September 21, 2012
Reaching Out to Touch Someone…
Facebook has made birthdays fun again…. I’ll confess: I was looking forward to opening my Facebook account this morning, with the expectation that it would be filled with birthday greetings. I wasn’t disappointed.
Being noticed – and acknowledged – makes me feel good. It tells me that I matter. And today, as I enjoy the good feelings that come from this affirmation, I’m thinking about how we, as people of faith, send affirmations to others, especially people who are alone or lonely, scared, hurt, or sad:
- Richelle Thompson blogged about this in her Remembering post, sharing examples of faith leaders who sent birthday and anniversary cards to members of their congregation (past and present).
- Yesterday my local newspaper ran an article headlined “Need a helping hand with a chore?” in their Seniors column. St. Andrew’s Episcopal Church offers assistance to elders needing help with household/yard chores, making a person-to-person connection with people who may be isolated or alone.
- I remember how excited my grandmother was after a visit from a lay member of her congregation. Haven given up driving several years earlier, she missed Sunday services yet was reluctant to accept offers (from people she didn’t know) of a ride to and from church. With her only regular connection to the congregation being the weekly newsletter, my grandmother felt cut off from a community that had once been an important part of her identity. These regular visits – and the resulting friendship - made her feel valued by the congregation and made it possible for her to once again worship on Sundays.
It’s not always easy finding people who are in need of human contact or kindness. Sometimes the people who crave contact the most don’t know how to ask for it. I recently read a piece sharing the story of a man who felt abandoned by his faith leader: This man had been sick and wrote how disappointed he felt that no one from his church had called on him. When asked if he had let anyone know of his illness, the man confessed that while some friends knew, he expected someone else to tell the priest or for the priest to notice his absence and to follow up.

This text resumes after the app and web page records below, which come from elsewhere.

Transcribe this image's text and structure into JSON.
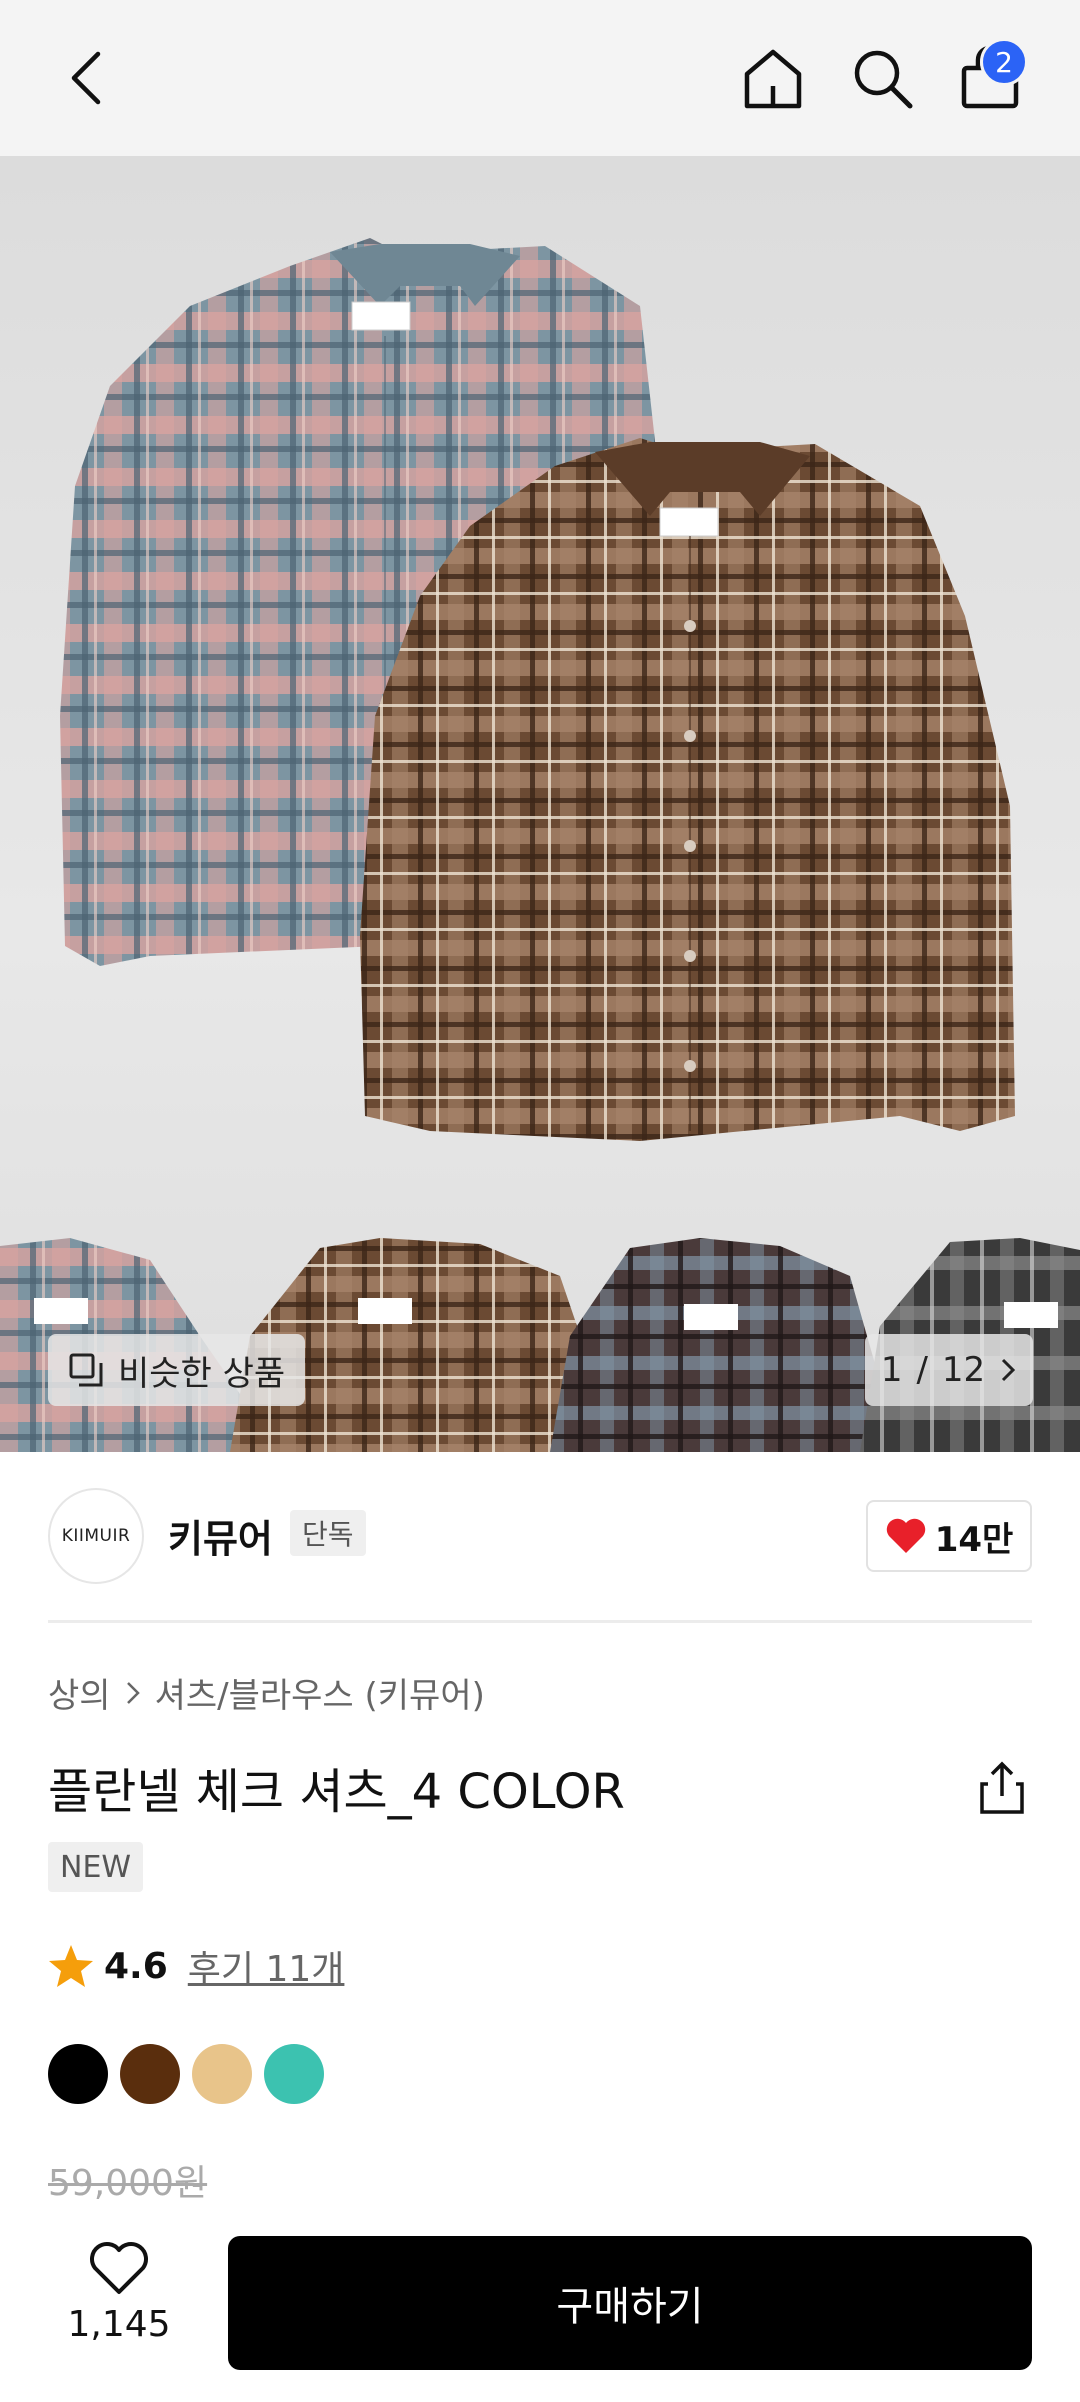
{
  "header": {
    "cart_count": "2",
    "icons": [
      "back-arrow-icon",
      "home-icon",
      "search-icon",
      "shopping-bag-icon"
    ]
  },
  "gallery": {
    "similar_label": "비슷한 상품",
    "page_current": "1",
    "page_separator": "/",
    "page_total": "12"
  },
  "brand": {
    "logo_text": "KIIMUIR",
    "name": "키뮤어",
    "exclusive_label": "단독",
    "likes": "14만"
  },
  "product": {
    "breadcrumb": [
      "상의",
      "셔츠/블라우스 (키뮤어)"
    ],
    "title": "플란넬 체크 셔츠_4 COLOR",
    "new_label": "NEW",
    "rating": "4.6",
    "reviews": "후기 11개",
    "colors": [
      "#000000",
      "#5a2e0d",
      "#e8c48a",
      "#3cc2b0"
    ],
    "original_price": "59,000원"
  },
  "bottom_bar": {
    "wish_count": "1,145",
    "buy_label": "구매하기"
  },
  "colors": {
    "accent_blue": "#2b63f6",
    "heart_red": "#e8202a",
    "star_orange": "#f59e0b"
  }
}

My birthday resolution is to pay more attention, and to make human connections, more of a priority. What about you? How are you finding – and reaching out to – people in your communities who are in need of human contact or kindness?